**Work to be completed:** In your copy, leave out all pictures and reproduce every entry exactly.

━━━

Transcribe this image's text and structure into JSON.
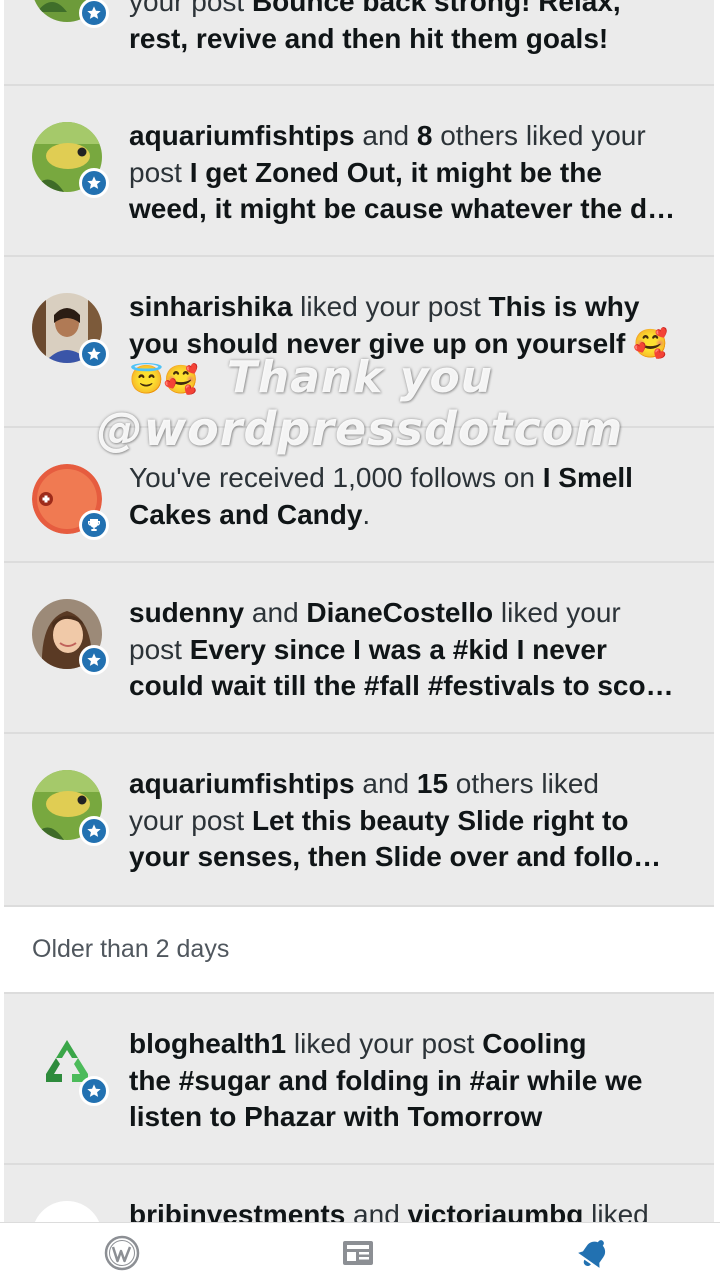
{
  "notifications": [
    {
      "lines": [
        {
          "parts": [
            {
              "t": "your post ",
              "b": false
            },
            {
              "t": "Bounce back strong! Relax,",
              "b": true
            }
          ]
        },
        {
          "parts": [
            {
              "t": "rest, revive and then hit them goals!",
              "b": true
            }
          ]
        }
      ]
    },
    {
      "lines": [
        {
          "parts": [
            {
              "t": "aquariumfishtips",
              "b": true
            },
            {
              "t": " and ",
              "b": false
            },
            {
              "t": "8",
              "b": true
            },
            {
              "t": " others liked your",
              "b": false
            }
          ]
        },
        {
          "parts": [
            {
              "t": "post ",
              "b": false
            },
            {
              "t": "I get Zoned Out, it might be the",
              "b": true
            }
          ]
        },
        {
          "parts": [
            {
              "t": "weed, it might be cause whatever the d…",
              "b": true
            }
          ]
        }
      ]
    },
    {
      "lines": [
        {
          "parts": [
            {
              "t": "sinharishika",
              "b": true
            },
            {
              "t": " liked your post ",
              "b": false
            },
            {
              "t": "This is why",
              "b": true
            }
          ]
        },
        {
          "parts": [
            {
              "t": "you should never give up on yourself 🥰",
              "b": true
            }
          ]
        },
        {
          "parts": [
            {
              "t": "😇🥰",
              "b": true
            }
          ]
        }
      ]
    },
    {
      "badge_value": "1000",
      "lines": [
        {
          "parts": [
            {
              "t": "You've received 1,000 follows on ",
              "b": false
            },
            {
              "t": "I Smell",
              "b": true
            }
          ]
        },
        {
          "parts": [
            {
              "t": "Cakes and Candy",
              "b": true
            },
            {
              "t": ".",
              "b": false
            }
          ]
        }
      ]
    },
    {
      "lines": [
        {
          "parts": [
            {
              "t": "sudenny",
              "b": true
            },
            {
              "t": " and ",
              "b": false
            },
            {
              "t": "DianeCostello",
              "b": true
            },
            {
              "t": " liked your",
              "b": false
            }
          ]
        },
        {
          "parts": [
            {
              "t": "post ",
              "b": false
            },
            {
              "t": "Every since I was a #kid I never",
              "b": true
            }
          ]
        },
        {
          "parts": [
            {
              "t": "could wait till the #fall #festivals to sco…",
              "b": true
            }
          ]
        }
      ]
    },
    {
      "lines": [
        {
          "parts": [
            {
              "t": "aquariumfishtips",
              "b": true
            },
            {
              "t": " and ",
              "b": false
            },
            {
              "t": "15",
              "b": true
            },
            {
              "t": " others liked",
              "b": false
            }
          ]
        },
        {
          "parts": [
            {
              "t": "your post ",
              "b": false
            },
            {
              "t": "Let this beauty Slide right to",
              "b": true
            }
          ]
        },
        {
          "parts": [
            {
              "t": "your senses, then Slide over and follo…",
              "b": true
            }
          ]
        }
      ]
    },
    {
      "lines": [
        {
          "parts": [
            {
              "t": "bloghealth1",
              "b": true
            },
            {
              "t": " liked your post ",
              "b": false
            },
            {
              "t": "Cooling",
              "b": true
            }
          ]
        },
        {
          "parts": [
            {
              "t": "the #sugar and folding in #air while we",
              "b": true
            }
          ]
        },
        {
          "parts": [
            {
              "t": "listen to Phazar with Tomorrow",
              "b": true
            }
          ]
        }
      ]
    },
    {
      "lines": [
        {
          "parts": [
            {
              "t": "bribinvestments",
              "b": true
            },
            {
              "t": " and ",
              "b": false
            },
            {
              "t": "victoriaumbg",
              "b": true
            },
            {
              "t": " liked",
              "b": false
            }
          ]
        }
      ]
    }
  ],
  "section": {
    "older_label": "Older than 2 days"
  },
  "watermark": {
    "line1": "Thank you",
    "line2": "@wordpressdotcom"
  },
  "nav": {
    "items": [
      "wordpress-logo-icon",
      "reader-icon",
      "notifications-bell-icon"
    ],
    "active_color": "#2271b1",
    "inactive_color": "#8c8f94"
  },
  "colors": {
    "accent": "#2271b1",
    "card_bg": "#ebebeb",
    "follow_badge": "#e65c3f"
  }
}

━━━

**Answer for this exercise:**
Transcribe this image's text and structure into JSON.
{
  "notifications": [
    {
      "lines": [
        {
          "parts": [
            {
              "t": "your post ",
              "b": false
            },
            {
              "t": "Bounce back strong! Relax,",
              "b": true
            }
          ]
        },
        {
          "parts": [
            {
              "t": "rest, revive and then hit them goals!",
              "b": true
            }
          ]
        }
      ]
    },
    {
      "lines": [
        {
          "parts": [
            {
              "t": "aquariumfishtips",
              "b": true
            },
            {
              "t": " and ",
              "b": false
            },
            {
              "t": "8",
              "b": true
            },
            {
              "t": " others liked your",
              "b": false
            }
          ]
        },
        {
          "parts": [
            {
              "t": "post ",
              "b": false
            },
            {
              "t": "I get Zoned Out, it might be the",
              "b": true
            }
          ]
        },
        {
          "parts": [
            {
              "t": "weed, it might be cause whatever the d…",
              "b": true
            }
          ]
        }
      ]
    },
    {
      "lines": [
        {
          "parts": [
            {
              "t": "sinharishika",
              "b": true
            },
            {
              "t": " liked your post ",
              "b": false
            },
            {
              "t": "This is why",
              "b": true
            }
          ]
        },
        {
          "parts": [
            {
              "t": "you should never give up on yourself 🥰",
              "b": true
            }
          ]
        },
        {
          "parts": [
            {
              "t": "😇🥰",
              "b": true
            }
          ]
        }
      ]
    },
    {
      "badge_value": "1000",
      "lines": [
        {
          "parts": [
            {
              "t": "You've received 1,000 follows on ",
              "b": false
            },
            {
              "t": "I Smell",
              "b": true
            }
          ]
        },
        {
          "parts": [
            {
              "t": "Cakes and Candy",
              "b": true
            },
            {
              "t": ".",
              "b": false
            }
          ]
        }
      ]
    },
    {
      "lines": [
        {
          "parts": [
            {
              "t": "sudenny",
              "b": true
            },
            {
              "t": " and ",
              "b": false
            },
            {
              "t": "DianeCostello",
              "b": true
            },
            {
              "t": " liked your",
              "b": false
            }
          ]
        },
        {
          "parts": [
            {
              "t": "post ",
              "b": false
            },
            {
              "t": "Every since I was a #kid I never",
              "b": true
            }
          ]
        },
        {
          "parts": [
            {
              "t": "could wait till the #fall #festivals to sco…",
              "b": true
            }
          ]
        }
      ]
    },
    {
      "lines": [
        {
          "parts": [
            {
              "t": "aquariumfishtips",
              "b": true
            },
            {
              "t": " and ",
              "b": false
            },
            {
              "t": "15",
              "b": true
            },
            {
              "t": " others liked",
              "b": false
            }
          ]
        },
        {
          "parts": [
            {
              "t": "your post ",
              "b": false
            },
            {
              "t": "Let this beauty Slide right to",
              "b": true
            }
          ]
        },
        {
          "parts": [
            {
              "t": "your senses, then Slide over and follo…",
              "b": true
            }
          ]
        }
      ]
    },
    {
      "lines": [
        {
          "parts": [
            {
              "t": "bloghealth1",
              "b": true
            },
            {
              "t": " liked your post ",
              "b": false
            },
            {
              "t": "Cooling",
              "b": true
            }
          ]
        },
        {
          "parts": [
            {
              "t": "the #sugar and folding in #air while we",
              "b": true
            }
          ]
        },
        {
          "parts": [
            {
              "t": "listen to Phazar with Tomorrow",
              "b": true
            }
          ]
        }
      ]
    },
    {
      "lines": [
        {
          "parts": [
            {
              "t": "bribinvestments",
              "b": true
            },
            {
              "t": " and ",
              "b": false
            },
            {
              "t": "victoriaumbg",
              "b": true
            },
            {
              "t": " liked",
              "b": false
            }
          ]
        }
      ]
    }
  ],
  "section": {
    "older_label": "Older than 2 days"
  },
  "watermark": {
    "line1": "Thank you",
    "line2": "@wordpressdotcom"
  },
  "nav": {
    "items": [
      "wordpress-logo-icon",
      "reader-icon",
      "notifications-bell-icon"
    ],
    "active_color": "#2271b1",
    "inactive_color": "#8c8f94"
  },
  "colors": {
    "accent": "#2271b1",
    "card_bg": "#ebebeb",
    "follow_badge": "#e65c3f"
  }
}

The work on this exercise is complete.